No, I can’t pretend to be high-minded about work, my family or other worthy pursuits that keep me from cleaning. I have plenty of time to scrub the place down. But I do think I know a little about where this personal moratorium on fastidiousness comes from. It’s a two-pronged excuse.
First, my mother and sisters were and are cleaning dynamos. They live in homes where, if one was so inclined, he or she could safely eat directly off the toilet seat. As a young woman I felt the need to keep up with them. That is no longer the case. I am neither young, nor motivated by competitive domesticity.
The second part of my decision to relax cleaning standards is simply because I’d rather do other things. There are only so many hours in a day and I want to get right to the good stuff. I want to play Guitar Hero with my son and take a nap. I want to get the bills paid, toss in a load of laundry and take the garbage out so Alex and I can watch “Seinfeld” together.
I figure that if we don’t live in abject squalor and the health department has never issued us a warning, we’re probably doing great. Besides, between the boy and I, the basics get taken care of.

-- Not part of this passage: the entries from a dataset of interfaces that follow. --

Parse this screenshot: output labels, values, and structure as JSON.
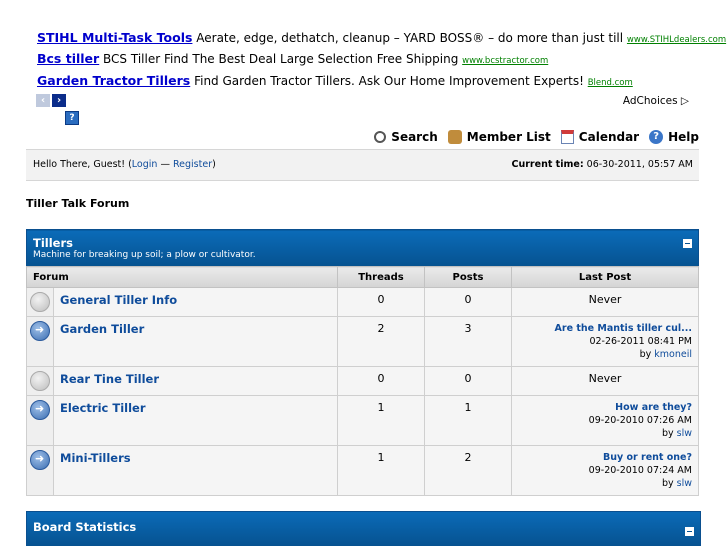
{
  "ads": [
    {
      "title": "STIHL Multi-Task Tools",
      "text": "Aerate, edge, dethatch, cleanup – YARD BOSS® – do more than just till",
      "url": "www.STIHLdealers.com"
    },
    {
      "title": "Bcs tiller",
      "text": "BCS Tiller Find The Best Deal Large Selection Free Shipping",
      "url": "www.bcstractor.com"
    },
    {
      "title": "Garden Tractor Tillers",
      "text": "Find Garden Tractor Tillers. Ask Our Home Improvement Experts!",
      "url": "Blend.com"
    }
  ],
  "adchoices": "AdChoices ▷",
  "menu": {
    "search": "Search",
    "members": "Member List",
    "calendar": "Calendar",
    "help": "Help"
  },
  "welcome": {
    "greeting": "Hello There, Guest! (",
    "login": "Login",
    "sep": " — ",
    "register": "Register",
    "close": ")",
    "time_label": "Current time:",
    "time_value": " 06-30-2011, 05:57 AM"
  },
  "forum_title": "Tiller Talk Forum",
  "category": {
    "title": "Tillers",
    "description": "Machine for breaking up soil; a plow or cultivator."
  },
  "columns": {
    "forum": "Forum",
    "threads": "Threads",
    "posts": "Posts",
    "last": "Last Post"
  },
  "forums": [
    {
      "name": "General Tiller Info",
      "threads": "0",
      "posts": "0",
      "status": "off",
      "never": "Never"
    },
    {
      "name": "Garden Tiller",
      "threads": "2",
      "posts": "3",
      "status": "on",
      "last_title": "Are the Mantis tiller cul...",
      "last_date": "02-26-2011 08:41 PM",
      "by": "by ",
      "author": "kmoneil"
    },
    {
      "name": "Rear Tine Tiller",
      "threads": "0",
      "posts": "0",
      "status": "off",
      "never": "Never"
    },
    {
      "name": "Electric Tiller",
      "threads": "1",
      "posts": "1",
      "status": "on",
      "last_title": "How are they?",
      "last_date": "09-20-2010 07:26 AM",
      "by": "by ",
      "author": "slw"
    },
    {
      "name": "Mini-Tillers",
      "threads": "1",
      "posts": "2",
      "status": "on",
      "last_title": "Buy or rent one?",
      "last_date": "09-20-2010 07:24 AM",
      "by": "by ",
      "author": "slw"
    }
  ],
  "stats": {
    "title": "Board Statistics"
  }
}
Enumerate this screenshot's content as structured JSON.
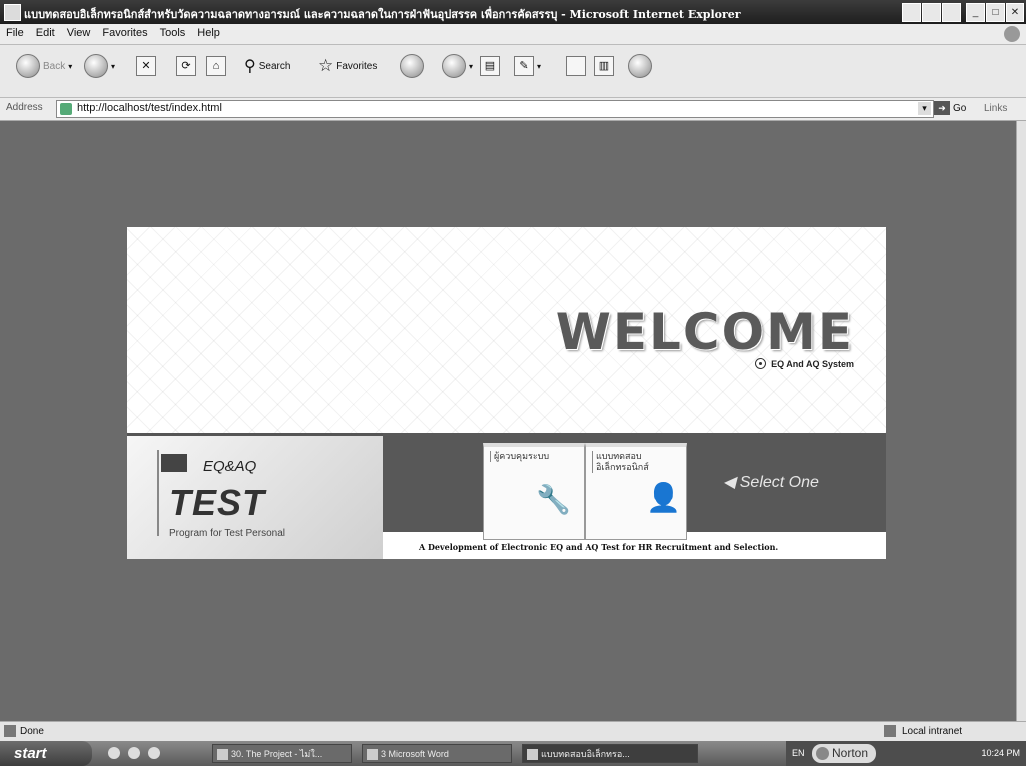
{
  "window": {
    "title": "แบบทดสอบอิเล็กทรอนิกส์สำหรับวัดความฉลาดทางอารมณ์ และความฉลาดในการฝ่าฟันอุปสรรค เพื่อการคัดสรรบุ - Microsoft Internet Explorer"
  },
  "menu": [
    "File",
    "Edit",
    "View",
    "Favorites",
    "Tools",
    "Help"
  ],
  "toolbar": {
    "back": "Back",
    "search": "Search",
    "favorites": "Favorites"
  },
  "address": {
    "label": "Address",
    "url": "http://localhost/test/index.html",
    "go": "Go",
    "links": "Links"
  },
  "splash": {
    "welcome": "WELCOME",
    "system": "EQ And AQ System",
    "eqaq": "EQ&AQ",
    "test": "TEST",
    "subtitle": "Program for Test Personal",
    "option1": "ผู้ควบคุมระบบ",
    "option2_line1": "แบบทดสอบ",
    "option2_line2": "อิเล็กทรอนิกส์",
    "select": "◀ Select One",
    "tagline": "A Development of Electronic EQ and AQ Test for HR Recruitment and Selection."
  },
  "status": {
    "left": "Done",
    "zone": "Local intranet"
  },
  "taskbar": {
    "start": "start",
    "tasks": [
      "30. The Project - ไม่ใ...",
      "3 Microsoft Word",
      "แบบทดสอบอิเล็กทรอ..."
    ],
    "lang": "EN",
    "norton": "Norton",
    "clock": "10:24 PM"
  }
}
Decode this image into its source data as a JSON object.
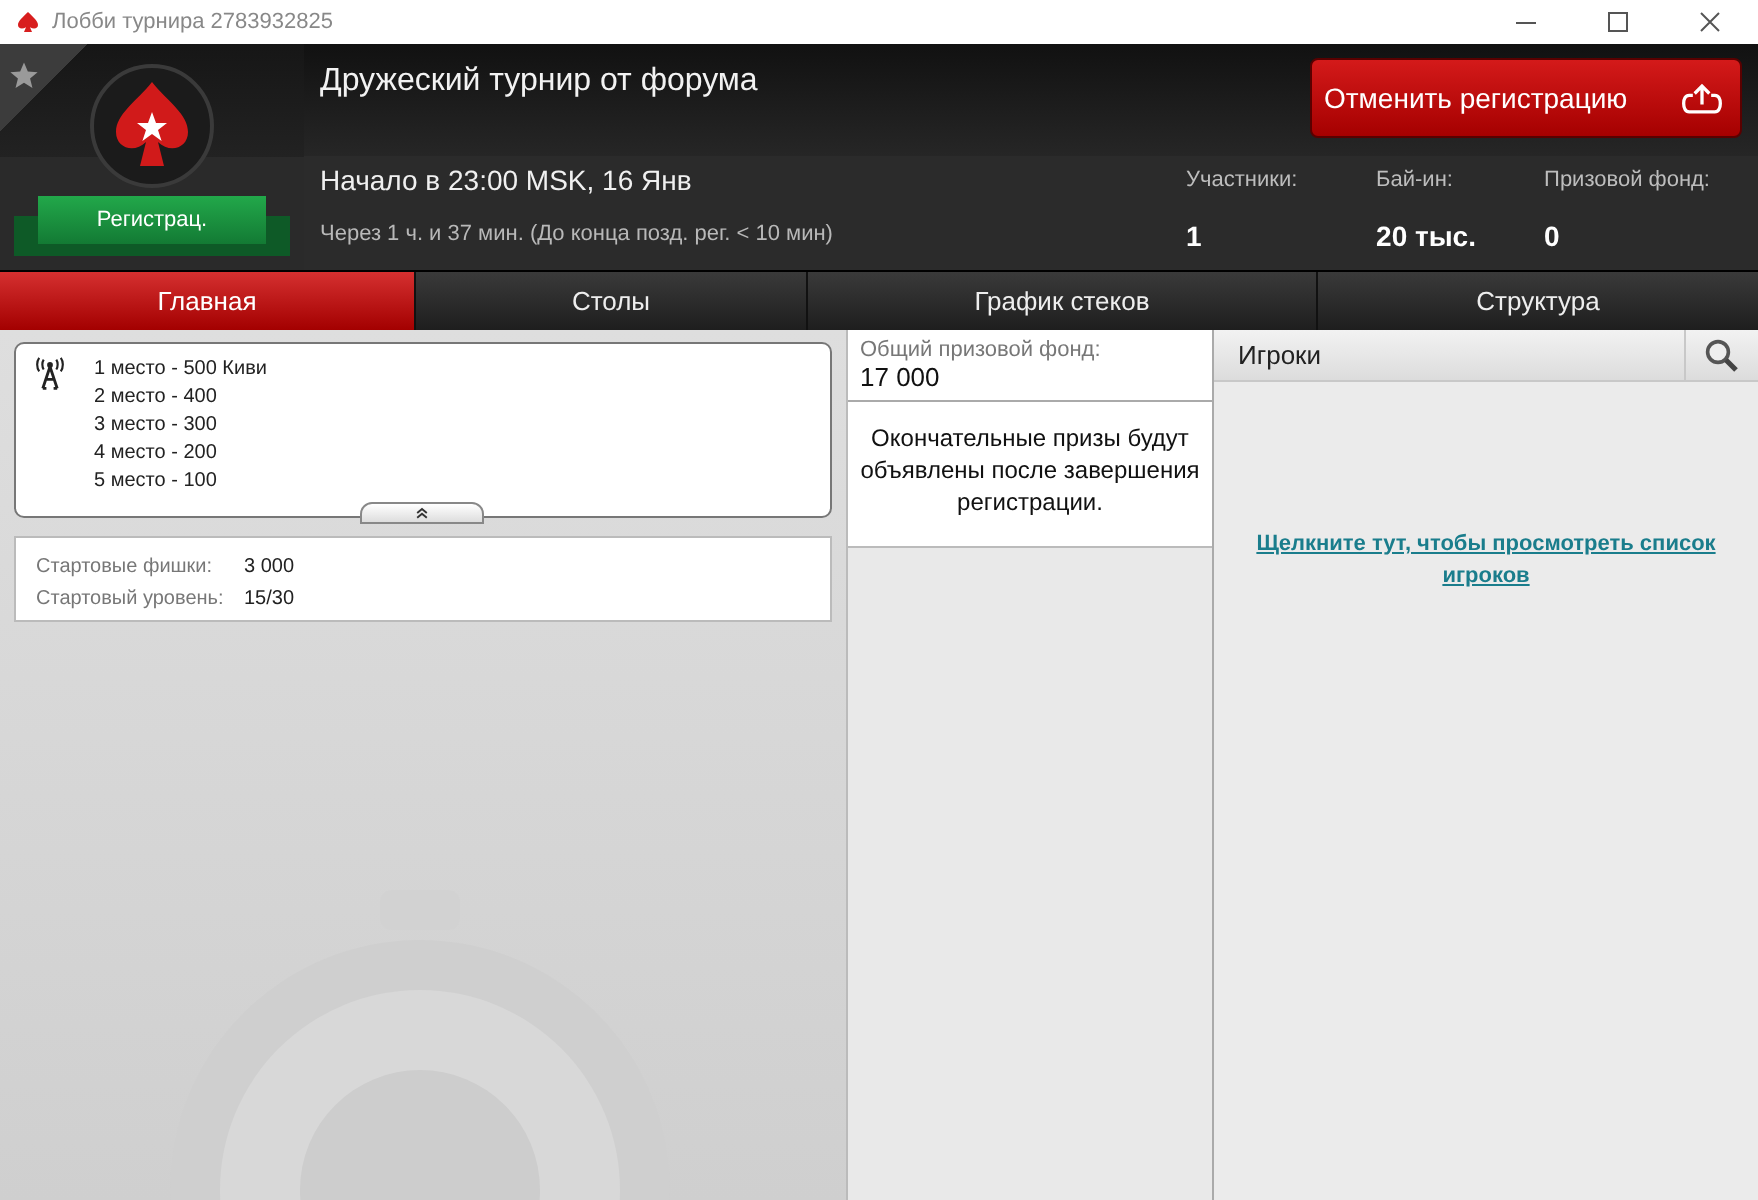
{
  "window": {
    "title": "Лобби турнира 2783932825"
  },
  "header": {
    "favorite": false,
    "title": "Дружеский турнир от форума",
    "start": "Начало в 23:00 MSK, 16 Янв",
    "countdown": "Через 1 ч. и 37 мин. (До конца позд. рег. < 10 мин)",
    "status": "Регистрац.",
    "action_button": "Отменить регистрацию",
    "stats": [
      {
        "label": "Участники:",
        "value": "1"
      },
      {
        "label": "Бай-ин:",
        "value": "20 тыс."
      },
      {
        "label": "Призовой фонд:",
        "value": "0"
      }
    ]
  },
  "tabs": [
    {
      "label": "Главная",
      "selected": true
    },
    {
      "label": "Столы",
      "selected": false
    },
    {
      "label": "График стеков",
      "selected": false
    },
    {
      "label": "Структура",
      "selected": false
    }
  ],
  "prizes": {
    "expanded": true,
    "items": [
      "1 место - 500 Киви",
      "2 место - 400",
      "3 место - 300",
      "4 место - 200",
      "5 место - 100"
    ]
  },
  "start_info": [
    {
      "label": "Стартовые фишки:",
      "value": "3 000"
    },
    {
      "label": "Стартовый уровень:",
      "value": "15/30"
    }
  ],
  "prize_pool": {
    "label": "Общий призовой фонд:",
    "value": "17 000",
    "note": "Окончательные призы будут объявлены после завершения регистрации."
  },
  "players": {
    "title": "Игроки",
    "link": "Щелкните тут, чтобы просмотреть список игроков"
  }
}
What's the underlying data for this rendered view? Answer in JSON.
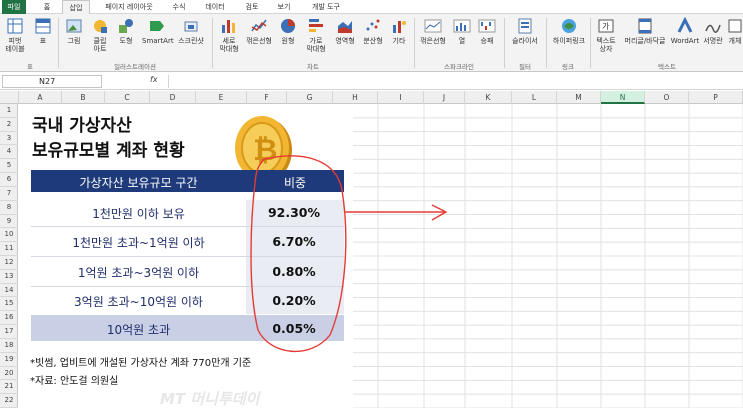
{
  "tabs": [
    "파일",
    "홈",
    "삽입",
    "페이지 레이아웃",
    "수식",
    "데이터",
    "검토",
    "보기",
    "개발 도구"
  ],
  "ribbon": {
    "buttons": [
      {
        "label": "피벗\n테이블",
        "icon": "pivot-table-icon"
      },
      {
        "label": "표",
        "icon": "table-icon"
      },
      {
        "label": "그림",
        "icon": "picture-icon"
      },
      {
        "label": "클립\n아트",
        "icon": "clipart-icon"
      },
      {
        "label": "도형",
        "icon": "shapes-icon"
      },
      {
        "label": "SmartArt",
        "icon": "smartart-icon"
      },
      {
        "label": "스크린샷",
        "icon": "screenshot-icon"
      },
      {
        "label": "세로\n막대형",
        "icon": "column-chart-icon"
      },
      {
        "label": "꺾은선형",
        "icon": "line-chart-icon"
      },
      {
        "label": "원형",
        "icon": "pie-chart-icon"
      },
      {
        "label": "가로\n막대형",
        "icon": "bar-chart-icon"
      },
      {
        "label": "영역형",
        "icon": "area-chart-icon"
      },
      {
        "label": "분산형",
        "icon": "scatter-chart-icon"
      },
      {
        "label": "기타",
        "icon": "other-chart-icon"
      },
      {
        "label": "꺾은선형",
        "icon": "sparkline-line-icon"
      },
      {
        "label": "열",
        "icon": "sparkline-column-icon"
      },
      {
        "label": "승패",
        "icon": "sparkline-winloss-icon"
      },
      {
        "label": "슬라이서",
        "icon": "slicer-icon"
      },
      {
        "label": "하이퍼링크",
        "icon": "hyperlink-icon"
      },
      {
        "label": "텍스트\n상자",
        "icon": "textbox-icon"
      },
      {
        "label": "머리글/바닥글",
        "icon": "header-footer-icon"
      },
      {
        "label": "WordArt",
        "icon": "wordart-icon"
      },
      {
        "label": "서명란",
        "icon": "signature-icon"
      },
      {
        "label": "개체",
        "icon": "object-icon"
      }
    ],
    "groups": [
      "표",
      "일러스트레이션",
      "차트",
      "스파크라인",
      "필터",
      "링크",
      "텍스트"
    ]
  },
  "formula_bar": {
    "name_box": "N27",
    "fx": "fx"
  },
  "columns": [
    "A",
    "B",
    "C",
    "D",
    "E",
    "F",
    "G",
    "H",
    "I",
    "J",
    "K",
    "L",
    "M",
    "N",
    "O",
    "P"
  ],
  "selected_column": "N",
  "rows": [
    "1",
    "2",
    "3",
    "4",
    "5",
    "6",
    "7",
    "8",
    "9",
    "10",
    "11",
    "12",
    "13",
    "14",
    "15",
    "16",
    "17",
    "18",
    "19",
    "20",
    "21",
    "22"
  ],
  "sheet": {
    "title_line1": "국내 가상자산",
    "title_line2": "보유규모별 계좌 현황",
    "header_range": "가상자산 보유규모 구간",
    "header_ratio": "비중",
    "table_rows": [
      {
        "range": "1천만원 이하 보유",
        "ratio": "92.30%"
      },
      {
        "range": "1천만원 초과~1억원 이하",
        "ratio": "6.70%"
      },
      {
        "range": "1억원 초과~3억원 이하",
        "ratio": "0.80%"
      },
      {
        "range": "3억원 초과~10억원 이하",
        "ratio": "0.20%"
      },
      {
        "range": "10억원 초과",
        "ratio": "0.05%"
      }
    ],
    "note1": "*빗썸, 업비트에 개설된 가상자산 계좌 770만개 기준",
    "note2": "*자료: 안도걸 의원실",
    "watermark": "MT 머니투데이"
  },
  "colors": {
    "header_bg": "#1f3a7a",
    "row_alt": "#dde3ef",
    "last_row": "#c9d0e6",
    "excel_green": "#217346",
    "annotation": "#e53935"
  }
}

Meanwhile, if you ever find yourself cruising my neighborhood with a little time on your hands, and feel like cleaning a bathroom or anything else, I’ve got five—no, make it ten—bucks with your name on it.